What needs to be done:
Please restate the entire listing verbatim.

Data excerpts:
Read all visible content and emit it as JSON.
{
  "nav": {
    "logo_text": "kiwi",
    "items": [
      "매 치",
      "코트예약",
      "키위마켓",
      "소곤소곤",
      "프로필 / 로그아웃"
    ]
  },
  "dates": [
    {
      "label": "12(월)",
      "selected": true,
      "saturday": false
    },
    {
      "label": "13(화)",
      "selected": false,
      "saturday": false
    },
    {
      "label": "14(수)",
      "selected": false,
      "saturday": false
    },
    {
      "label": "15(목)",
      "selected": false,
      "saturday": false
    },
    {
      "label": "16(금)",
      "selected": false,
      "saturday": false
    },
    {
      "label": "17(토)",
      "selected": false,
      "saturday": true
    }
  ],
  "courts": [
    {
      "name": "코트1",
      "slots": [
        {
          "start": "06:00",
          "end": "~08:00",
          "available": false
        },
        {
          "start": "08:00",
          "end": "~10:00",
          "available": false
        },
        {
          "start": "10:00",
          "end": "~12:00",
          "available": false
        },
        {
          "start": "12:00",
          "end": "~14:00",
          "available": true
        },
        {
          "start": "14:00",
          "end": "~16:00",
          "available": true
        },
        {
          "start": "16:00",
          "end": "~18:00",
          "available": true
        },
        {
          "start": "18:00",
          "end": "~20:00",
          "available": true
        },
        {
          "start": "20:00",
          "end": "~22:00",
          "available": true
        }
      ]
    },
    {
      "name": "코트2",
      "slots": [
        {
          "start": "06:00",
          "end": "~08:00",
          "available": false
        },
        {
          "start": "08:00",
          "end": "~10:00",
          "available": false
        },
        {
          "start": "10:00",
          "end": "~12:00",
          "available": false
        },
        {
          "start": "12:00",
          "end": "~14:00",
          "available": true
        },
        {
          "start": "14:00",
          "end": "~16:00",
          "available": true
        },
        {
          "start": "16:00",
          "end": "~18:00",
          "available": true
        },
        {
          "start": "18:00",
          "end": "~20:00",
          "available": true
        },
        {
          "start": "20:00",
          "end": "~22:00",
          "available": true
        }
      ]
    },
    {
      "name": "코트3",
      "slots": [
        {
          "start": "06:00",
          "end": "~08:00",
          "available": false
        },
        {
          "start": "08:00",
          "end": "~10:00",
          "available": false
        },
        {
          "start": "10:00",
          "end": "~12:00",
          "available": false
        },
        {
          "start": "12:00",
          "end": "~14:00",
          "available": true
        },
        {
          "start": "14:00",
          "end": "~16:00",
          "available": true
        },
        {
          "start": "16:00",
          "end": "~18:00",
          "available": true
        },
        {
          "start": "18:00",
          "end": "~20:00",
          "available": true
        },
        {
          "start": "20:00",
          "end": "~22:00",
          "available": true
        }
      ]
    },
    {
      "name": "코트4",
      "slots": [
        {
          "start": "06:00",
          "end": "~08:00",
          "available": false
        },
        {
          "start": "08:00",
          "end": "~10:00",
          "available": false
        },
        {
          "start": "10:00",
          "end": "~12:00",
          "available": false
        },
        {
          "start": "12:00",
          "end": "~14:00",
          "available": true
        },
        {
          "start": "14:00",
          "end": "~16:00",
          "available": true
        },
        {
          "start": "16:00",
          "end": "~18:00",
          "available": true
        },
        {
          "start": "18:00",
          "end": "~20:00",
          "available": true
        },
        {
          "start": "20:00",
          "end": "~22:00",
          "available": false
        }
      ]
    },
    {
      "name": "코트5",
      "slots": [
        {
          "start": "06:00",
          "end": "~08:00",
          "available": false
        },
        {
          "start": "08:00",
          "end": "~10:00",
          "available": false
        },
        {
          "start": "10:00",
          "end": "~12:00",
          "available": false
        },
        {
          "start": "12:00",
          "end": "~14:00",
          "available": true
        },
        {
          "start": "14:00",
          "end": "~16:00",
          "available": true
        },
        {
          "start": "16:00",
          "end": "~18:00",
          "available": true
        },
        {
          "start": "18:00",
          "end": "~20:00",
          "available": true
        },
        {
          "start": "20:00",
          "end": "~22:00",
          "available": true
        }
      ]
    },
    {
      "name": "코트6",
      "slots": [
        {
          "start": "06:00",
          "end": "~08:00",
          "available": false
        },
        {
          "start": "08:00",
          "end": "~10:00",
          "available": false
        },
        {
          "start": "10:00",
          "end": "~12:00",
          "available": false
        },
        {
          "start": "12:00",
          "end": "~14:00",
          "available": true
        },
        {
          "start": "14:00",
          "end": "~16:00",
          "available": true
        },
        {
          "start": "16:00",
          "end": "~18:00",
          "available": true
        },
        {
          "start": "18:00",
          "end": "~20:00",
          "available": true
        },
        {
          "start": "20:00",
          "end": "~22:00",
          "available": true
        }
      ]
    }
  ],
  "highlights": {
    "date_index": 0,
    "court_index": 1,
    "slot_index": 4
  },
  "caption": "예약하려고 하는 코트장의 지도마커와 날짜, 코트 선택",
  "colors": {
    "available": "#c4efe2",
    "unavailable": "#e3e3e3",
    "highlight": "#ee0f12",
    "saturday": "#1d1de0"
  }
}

Result:
Read all visible content and emit it as JSON.
{
  "nav": {
    "logo_text": "kiwi",
    "items": [
      "매 치",
      "코트예약",
      "키위마켓",
      "소곤소곤",
      "프로필 / 로그아웃"
    ]
  },
  "dates": [
    {
      "label": "12(월)",
      "selected": true,
      "saturday": false
    },
    {
      "label": "13(화)",
      "selected": false,
      "saturday": false
    },
    {
      "label": "14(수)",
      "selected": false,
      "saturday": false
    },
    {
      "label": "15(목)",
      "selected": false,
      "saturday": false
    },
    {
      "label": "16(금)",
      "selected": false,
      "saturday": false
    },
    {
      "label": "17(토)",
      "selected": false,
      "saturday": true
    }
  ],
  "courts": [
    {
      "name": "코트1",
      "slots": [
        {
          "start": "06:00",
          "end": "~08:00",
          "available": false
        },
        {
          "start": "08:00",
          "end": "~10:00",
          "available": false
        },
        {
          "start": "10:00",
          "end": "~12:00",
          "available": false
        },
        {
          "start": "12:00",
          "end": "~14:00",
          "available": true
        },
        {
          "start": "14:00",
          "end": "~16:00",
          "available": true
        },
        {
          "start": "16:00",
          "end": "~18:00",
          "available": true
        },
        {
          "start": "18:00",
          "end": "~20:00",
          "available": true
        },
        {
          "start": "20:00",
          "end": "~22:00",
          "available": true
        }
      ]
    },
    {
      "name": "코트2",
      "slots": [
        {
          "start": "06:00",
          "end": "~08:00",
          "available": false
        },
        {
          "start": "08:00",
          "end": "~10:00",
          "available": false
        },
        {
          "start": "10:00",
          "end": "~12:00",
          "available": false
        },
        {
          "start": "12:00",
          "end": "~14:00",
          "available": true
        },
        {
          "start": "14:00",
          "end": "~16:00",
          "available": true
        },
        {
          "start": "16:00",
          "end": "~18:00",
          "available": true
        },
        {
          "start": "18:00",
          "end": "~20:00",
          "available": true
        },
        {
          "start": "20:00",
          "end": "~22:00",
          "available": true
        }
      ]
    },
    {
      "name": "코트3",
      "slots": [
        {
          "start": "06:00",
          "end": "~08:00",
          "available": false
        },
        {
          "start": "08:00",
          "end": "~10:00",
          "available": false
        },
        {
          "start": "10:00",
          "end": "~12:00",
          "available": false
        },
        {
          "start": "12:00",
          "end": "~14:00",
          "available": true
        },
        {
          "start": "14:00",
          "end": "~16:00",
          "available": true
        },
        {
          "start": "16:00",
          "end": "~18:00",
          "available": true
        },
        {
          "start": "18:00",
          "end": "~20:00",
          "available": true
        },
        {
          "start": "20:00",
          "end": "~22:00",
          "available": true
        }
      ]
    },
    {
      "name": "코트4",
      "slots": [
        {
          "start": "06:00",
          "end": "~08:00",
          "available": false
        },
        {
          "start": "08:00",
          "end": "~10:00",
          "available": false
        },
        {
          "start": "10:00",
          "end": "~12:00",
          "available": false
        },
        {
          "start": "12:00",
          "end": "~14:00",
          "available": true
        },
        {
          "start": "14:00",
          "end": "~16:00",
          "available": true
        },
        {
          "start": "16:00",
          "end": "~18:00",
          "available": true
        },
        {
          "start": "18:00",
          "end": "~20:00",
          "available": true
        },
        {
          "start": "20:00",
          "end": "~22:00",
          "available": false
        }
      ]
    },
    {
      "name": "코트5",
      "slots": [
        {
          "start": "06:00",
          "end": "~08:00",
          "available": false
        },
        {
          "start": "08:00",
          "end": "~10:00",
          "available": false
        },
        {
          "start": "10:00",
          "end": "~12:00",
          "available": false
        },
        {
          "start": "12:00",
          "end": "~14:00",
          "available": true
        },
        {
          "start": "14:00",
          "end": "~16:00",
          "available": true
        },
        {
          "start": "16:00",
          "end": "~18:00",
          "available": true
        },
        {
          "start": "18:00",
          "end": "~20:00",
          "available": true
        },
        {
          "start": "20:00",
          "end": "~22:00",
          "available": true
        }
      ]
    },
    {
      "name": "코트6",
      "slots": [
        {
          "start": "06:00",
          "end": "~08:00",
          "available": false
        },
        {
          "start": "08:00",
          "end": "~10:00",
          "available": false
        },
        {
          "start": "10:00",
          "end": "~12:00",
          "available": false
        },
        {
          "start": "12:00",
          "end": "~14:00",
          "available": true
        },
        {
          "start": "14:00",
          "end": "~16:00",
          "available": true
        },
        {
          "start": "16:00",
          "end": "~18:00",
          "available": true
        },
        {
          "start": "18:00",
          "end": "~20:00",
          "available": true
        },
        {
          "start": "20:00",
          "end": "~22:00",
          "available": true
        }
      ]
    }
  ],
  "highlights": {
    "date_index": 0,
    "court_index": 1,
    "slot_index": 4
  },
  "caption": "예약하려고 하는 코트장의 지도마커와 날짜, 코트 선택",
  "colors": {
    "available": "#c4efe2",
    "unavailable": "#e3e3e3",
    "highlight": "#ee0f12",
    "saturday": "#1d1de0"
  }
}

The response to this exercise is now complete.